[Component data from apps and pages]

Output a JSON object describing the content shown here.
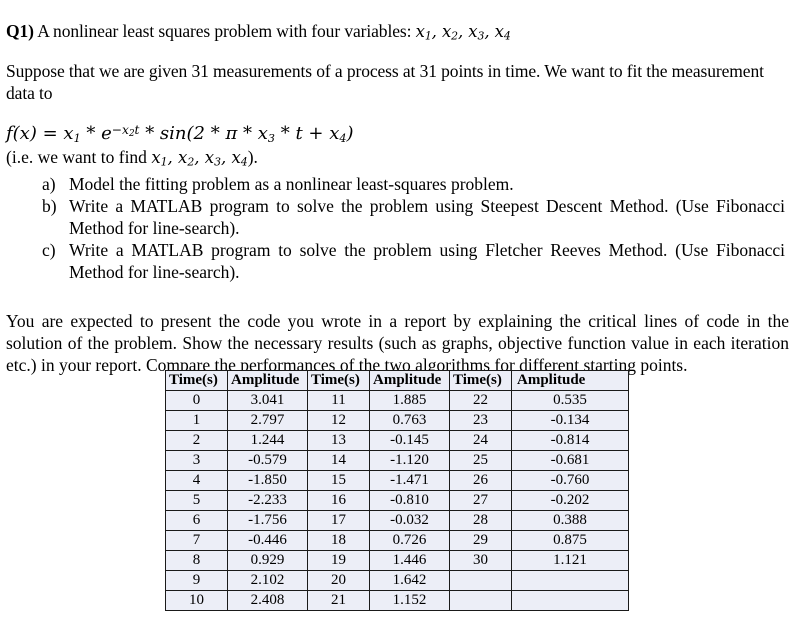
{
  "document": {
    "question_label": "Q1)",
    "title_rest": " A nonlinear least squares problem with four variables: ",
    "title_vars": "x₁, x₂, x₃, x₄",
    "paragraph_1": "Suppose that we are given 31 measurements of a process at 31 points in time. We want to fit the measurement data to",
    "formula": "f(x) = x₁ * e⁻ˣ²ᵗ * sin(2 * π * x₃ * t + x₄)",
    "formula_note": "(i.e. we want to find x₁, x₂, x₃, x₄).",
    "items": [
      {
        "marker": "a)",
        "text": "Model the fitting problem as a nonlinear least-squares problem."
      },
      {
        "marker": "b)",
        "text": "Write a MATLAB program to solve the problem using Steepest Descent Method. (Use Fibonacci Method for line-search)."
      },
      {
        "marker": "c)",
        "text": "Write a MATLAB program to solve the problem using Fletcher Reeves Method. (Use Fibonacci Method for line-search)."
      }
    ],
    "expectation": "You are expected to present the code you wrote in a report by explaining the critical lines of code in the solution of the problem. Show the necessary results (such as graphs, objective function value in each iteration etc.) in your report. Compare the performances of the two algorithms for different starting points."
  },
  "table": {
    "headers": [
      "Time(s)",
      "Amplitude",
      "Time(s)",
      "Amplitude",
      "Time(s)",
      "Amplitude"
    ],
    "rows": [
      [
        "0",
        "3.041",
        "11",
        "1.885",
        "22",
        "0.535"
      ],
      [
        "1",
        "2.797",
        "12",
        "0.763",
        "23",
        "-0.134"
      ],
      [
        "2",
        "1.244",
        "13",
        "-0.145",
        "24",
        "-0.814"
      ],
      [
        "3",
        "-0.579",
        "14",
        "-1.120",
        "25",
        "-0.681"
      ],
      [
        "4",
        "-1.850",
        "15",
        "-1.471",
        "26",
        "-0.760"
      ],
      [
        "5",
        "-2.233",
        "16",
        "-0.810",
        "27",
        "-0.202"
      ],
      [
        "6",
        "-1.756",
        "17",
        "-0.032",
        "28",
        "0.388"
      ],
      [
        "7",
        "-0.446",
        "18",
        "0.726",
        "29",
        "0.875"
      ],
      [
        "8",
        "0.929",
        "19",
        "1.446",
        "30",
        "1.121"
      ],
      [
        "9",
        "2.102",
        "20",
        "1.642",
        "",
        ""
      ],
      [
        "10",
        "2.408",
        "21",
        "1.152",
        "",
        ""
      ]
    ]
  },
  "chart_data": {
    "type": "table",
    "title": "Measurement data: amplitude vs time",
    "xlabel": "Time(s)",
    "ylabel": "Amplitude",
    "x": [
      0,
      1,
      2,
      3,
      4,
      5,
      6,
      7,
      8,
      9,
      10,
      11,
      12,
      13,
      14,
      15,
      16,
      17,
      18,
      19,
      20,
      21,
      22,
      23,
      24,
      25,
      26,
      27,
      28,
      29,
      30
    ],
    "values": [
      3.041,
      2.797,
      1.244,
      -0.579,
      -1.85,
      -2.233,
      -1.756,
      -0.446,
      0.929,
      2.102,
      2.408,
      1.885,
      0.763,
      -0.145,
      -1.12,
      -1.471,
      -0.81,
      -0.032,
      0.726,
      1.446,
      1.642,
      1.152,
      0.535,
      -0.134,
      -0.814,
      -0.681,
      -0.76,
      -0.202,
      0.388,
      0.875,
      1.121
    ]
  },
  "colors": {
    "page_background": "#ffffff",
    "text": "#000000",
    "table_cell_background": "#eceef7",
    "table_border": "#1a1a1a"
  }
}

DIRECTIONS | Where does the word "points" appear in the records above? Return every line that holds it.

OUTPUT FOR THIS EXERCISE |
    "paragraph_1": "Suppose that we are given 31 measurements of a process at 31 points in time. We want to fit the measurement data to",
    "expectation": "You are expected to present the code you wrote in a report by explaining the critical lines of code in the solution of the problem. Show the necessary results (such as graphs, objective function value in each iteration etc.) in your report. Compare the performances of the two algorithms for different starting points."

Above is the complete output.